In the material below, find all lines with the string "full" and copy them.

[[ Records supplied, beginning ]]

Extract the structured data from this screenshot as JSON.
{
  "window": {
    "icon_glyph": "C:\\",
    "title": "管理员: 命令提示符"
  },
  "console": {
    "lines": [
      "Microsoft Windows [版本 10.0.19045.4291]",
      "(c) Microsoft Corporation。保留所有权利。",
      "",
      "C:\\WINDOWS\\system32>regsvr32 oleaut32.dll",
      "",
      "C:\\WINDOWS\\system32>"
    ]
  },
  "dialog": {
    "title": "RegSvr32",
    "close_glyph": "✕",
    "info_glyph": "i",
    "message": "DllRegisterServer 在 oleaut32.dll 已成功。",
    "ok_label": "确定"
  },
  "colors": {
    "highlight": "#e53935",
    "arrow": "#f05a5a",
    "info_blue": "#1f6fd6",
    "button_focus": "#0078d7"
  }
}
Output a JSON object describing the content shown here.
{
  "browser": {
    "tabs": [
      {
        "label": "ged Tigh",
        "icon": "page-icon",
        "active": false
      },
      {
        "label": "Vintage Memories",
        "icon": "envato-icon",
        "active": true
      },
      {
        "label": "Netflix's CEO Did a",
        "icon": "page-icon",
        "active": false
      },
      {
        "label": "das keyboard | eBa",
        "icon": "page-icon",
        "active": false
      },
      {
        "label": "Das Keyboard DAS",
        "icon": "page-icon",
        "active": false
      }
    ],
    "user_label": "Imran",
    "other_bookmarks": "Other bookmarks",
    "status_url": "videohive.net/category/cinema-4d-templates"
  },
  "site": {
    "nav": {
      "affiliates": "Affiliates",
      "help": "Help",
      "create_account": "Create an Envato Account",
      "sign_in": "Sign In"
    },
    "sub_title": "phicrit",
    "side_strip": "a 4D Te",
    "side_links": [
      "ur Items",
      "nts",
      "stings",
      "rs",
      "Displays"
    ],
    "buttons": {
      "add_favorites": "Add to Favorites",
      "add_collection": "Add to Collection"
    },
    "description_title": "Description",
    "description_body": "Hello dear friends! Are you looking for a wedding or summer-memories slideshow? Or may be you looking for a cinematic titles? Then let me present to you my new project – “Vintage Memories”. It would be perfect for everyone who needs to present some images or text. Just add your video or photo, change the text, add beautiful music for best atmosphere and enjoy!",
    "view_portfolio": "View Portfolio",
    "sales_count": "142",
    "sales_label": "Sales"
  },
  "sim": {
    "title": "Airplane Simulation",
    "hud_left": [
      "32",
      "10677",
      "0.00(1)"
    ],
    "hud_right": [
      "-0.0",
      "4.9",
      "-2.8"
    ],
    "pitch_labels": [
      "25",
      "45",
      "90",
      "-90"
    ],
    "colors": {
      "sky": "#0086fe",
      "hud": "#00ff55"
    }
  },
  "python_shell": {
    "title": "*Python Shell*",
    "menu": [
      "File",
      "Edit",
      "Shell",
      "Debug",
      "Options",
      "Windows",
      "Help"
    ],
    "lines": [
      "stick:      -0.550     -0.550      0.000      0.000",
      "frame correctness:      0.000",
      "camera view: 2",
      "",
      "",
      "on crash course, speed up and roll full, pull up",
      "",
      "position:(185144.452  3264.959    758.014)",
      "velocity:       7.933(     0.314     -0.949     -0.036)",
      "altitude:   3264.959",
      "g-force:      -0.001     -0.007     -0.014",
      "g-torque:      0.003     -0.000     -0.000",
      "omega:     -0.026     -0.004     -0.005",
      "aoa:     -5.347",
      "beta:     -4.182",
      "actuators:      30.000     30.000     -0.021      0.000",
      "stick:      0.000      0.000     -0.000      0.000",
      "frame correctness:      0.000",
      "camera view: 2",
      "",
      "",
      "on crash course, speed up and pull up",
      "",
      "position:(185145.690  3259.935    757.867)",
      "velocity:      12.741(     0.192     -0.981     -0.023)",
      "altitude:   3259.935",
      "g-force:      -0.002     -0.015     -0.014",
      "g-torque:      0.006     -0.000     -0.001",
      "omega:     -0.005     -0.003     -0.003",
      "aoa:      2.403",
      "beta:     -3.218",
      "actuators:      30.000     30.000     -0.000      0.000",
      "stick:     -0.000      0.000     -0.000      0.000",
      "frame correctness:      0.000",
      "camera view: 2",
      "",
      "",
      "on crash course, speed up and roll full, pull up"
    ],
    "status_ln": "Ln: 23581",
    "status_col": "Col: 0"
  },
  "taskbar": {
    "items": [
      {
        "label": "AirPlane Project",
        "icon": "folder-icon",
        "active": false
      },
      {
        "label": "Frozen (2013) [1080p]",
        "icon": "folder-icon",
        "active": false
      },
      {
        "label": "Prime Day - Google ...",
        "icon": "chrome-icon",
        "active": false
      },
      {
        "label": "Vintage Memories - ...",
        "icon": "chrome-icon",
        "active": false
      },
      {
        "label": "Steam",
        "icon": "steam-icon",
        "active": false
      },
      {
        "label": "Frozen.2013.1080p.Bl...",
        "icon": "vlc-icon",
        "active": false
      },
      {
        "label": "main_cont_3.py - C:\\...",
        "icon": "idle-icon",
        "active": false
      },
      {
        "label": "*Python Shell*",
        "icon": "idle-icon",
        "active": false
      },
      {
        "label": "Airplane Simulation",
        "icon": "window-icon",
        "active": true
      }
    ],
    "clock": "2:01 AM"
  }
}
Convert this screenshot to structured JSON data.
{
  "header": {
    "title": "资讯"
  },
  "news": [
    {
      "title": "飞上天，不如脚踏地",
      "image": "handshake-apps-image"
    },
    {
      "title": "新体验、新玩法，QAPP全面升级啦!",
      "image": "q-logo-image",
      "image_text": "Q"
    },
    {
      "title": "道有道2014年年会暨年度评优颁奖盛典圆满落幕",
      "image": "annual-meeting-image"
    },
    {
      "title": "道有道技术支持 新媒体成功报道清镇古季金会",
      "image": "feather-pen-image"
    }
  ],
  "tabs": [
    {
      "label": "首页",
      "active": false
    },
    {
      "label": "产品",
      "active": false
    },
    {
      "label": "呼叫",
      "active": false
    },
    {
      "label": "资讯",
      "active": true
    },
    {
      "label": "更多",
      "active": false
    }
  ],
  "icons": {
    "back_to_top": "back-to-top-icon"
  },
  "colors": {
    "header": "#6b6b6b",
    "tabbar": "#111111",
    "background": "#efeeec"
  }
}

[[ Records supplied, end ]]

Answer section:
      "on crash course, speed up and roll full, pull up",
      "on crash course, speed up and roll full, pull up"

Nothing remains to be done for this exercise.